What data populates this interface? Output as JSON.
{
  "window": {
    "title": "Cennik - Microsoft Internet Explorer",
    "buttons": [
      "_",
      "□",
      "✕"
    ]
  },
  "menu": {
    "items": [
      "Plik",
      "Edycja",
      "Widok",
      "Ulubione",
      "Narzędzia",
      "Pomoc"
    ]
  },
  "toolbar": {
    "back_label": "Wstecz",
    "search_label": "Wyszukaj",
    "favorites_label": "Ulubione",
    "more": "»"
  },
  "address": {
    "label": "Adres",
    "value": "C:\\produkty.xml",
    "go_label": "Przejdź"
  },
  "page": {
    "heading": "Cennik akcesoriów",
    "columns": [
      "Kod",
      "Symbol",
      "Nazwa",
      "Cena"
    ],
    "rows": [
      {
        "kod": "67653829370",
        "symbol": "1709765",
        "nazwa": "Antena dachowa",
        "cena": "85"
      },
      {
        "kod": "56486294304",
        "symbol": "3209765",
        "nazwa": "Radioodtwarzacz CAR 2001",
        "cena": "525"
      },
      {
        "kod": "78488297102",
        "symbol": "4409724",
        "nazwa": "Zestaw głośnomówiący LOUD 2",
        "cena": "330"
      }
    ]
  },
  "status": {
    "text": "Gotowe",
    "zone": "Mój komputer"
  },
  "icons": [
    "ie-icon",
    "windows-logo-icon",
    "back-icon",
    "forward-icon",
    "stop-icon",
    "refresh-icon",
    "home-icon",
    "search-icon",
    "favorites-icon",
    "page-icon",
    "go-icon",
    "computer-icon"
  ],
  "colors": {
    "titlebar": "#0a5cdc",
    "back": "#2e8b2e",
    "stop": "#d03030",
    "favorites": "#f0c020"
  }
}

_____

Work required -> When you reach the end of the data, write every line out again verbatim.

Written reply ->
What data populates this interface? Output as JSON.
{
  "window": {
    "title": "Cennik - Microsoft Internet Explorer",
    "buttons": [
      "_",
      "□",
      "✕"
    ]
  },
  "menu": {
    "items": [
      "Plik",
      "Edycja",
      "Widok",
      "Ulubione",
      "Narzędzia",
      "Pomoc"
    ]
  },
  "toolbar": {
    "back_label": "Wstecz",
    "search_label": "Wyszukaj",
    "favorites_label": "Ulubione",
    "more": "»"
  },
  "address": {
    "label": "Adres",
    "value": "C:\\produkty.xml",
    "go_label": "Przejdź"
  },
  "page": {
    "heading": "Cennik akcesoriów",
    "columns": [
      "Kod",
      "Symbol",
      "Nazwa",
      "Cena"
    ],
    "rows": [
      {
        "kod": "67653829370",
        "symbol": "1709765",
        "nazwa": "Antena dachowa",
        "cena": "85"
      },
      {
        "kod": "56486294304",
        "symbol": "3209765",
        "nazwa": "Radioodtwarzacz CAR 2001",
        "cena": "525"
      },
      {
        "kod": "78488297102",
        "symbol": "4409724",
        "nazwa": "Zestaw głośnomówiący LOUD 2",
        "cena": "330"
      }
    ]
  },
  "status": {
    "text": "Gotowe",
    "zone": "Mój komputer"
  },
  "icons": [
    "ie-icon",
    "windows-logo-icon",
    "back-icon",
    "forward-icon",
    "stop-icon",
    "refresh-icon",
    "home-icon",
    "search-icon",
    "favorites-icon",
    "page-icon",
    "go-icon",
    "computer-icon"
  ],
  "colors": {
    "titlebar": "#0a5cdc",
    "back": "#2e8b2e",
    "stop": "#d03030",
    "favorites": "#f0c020"
  }
}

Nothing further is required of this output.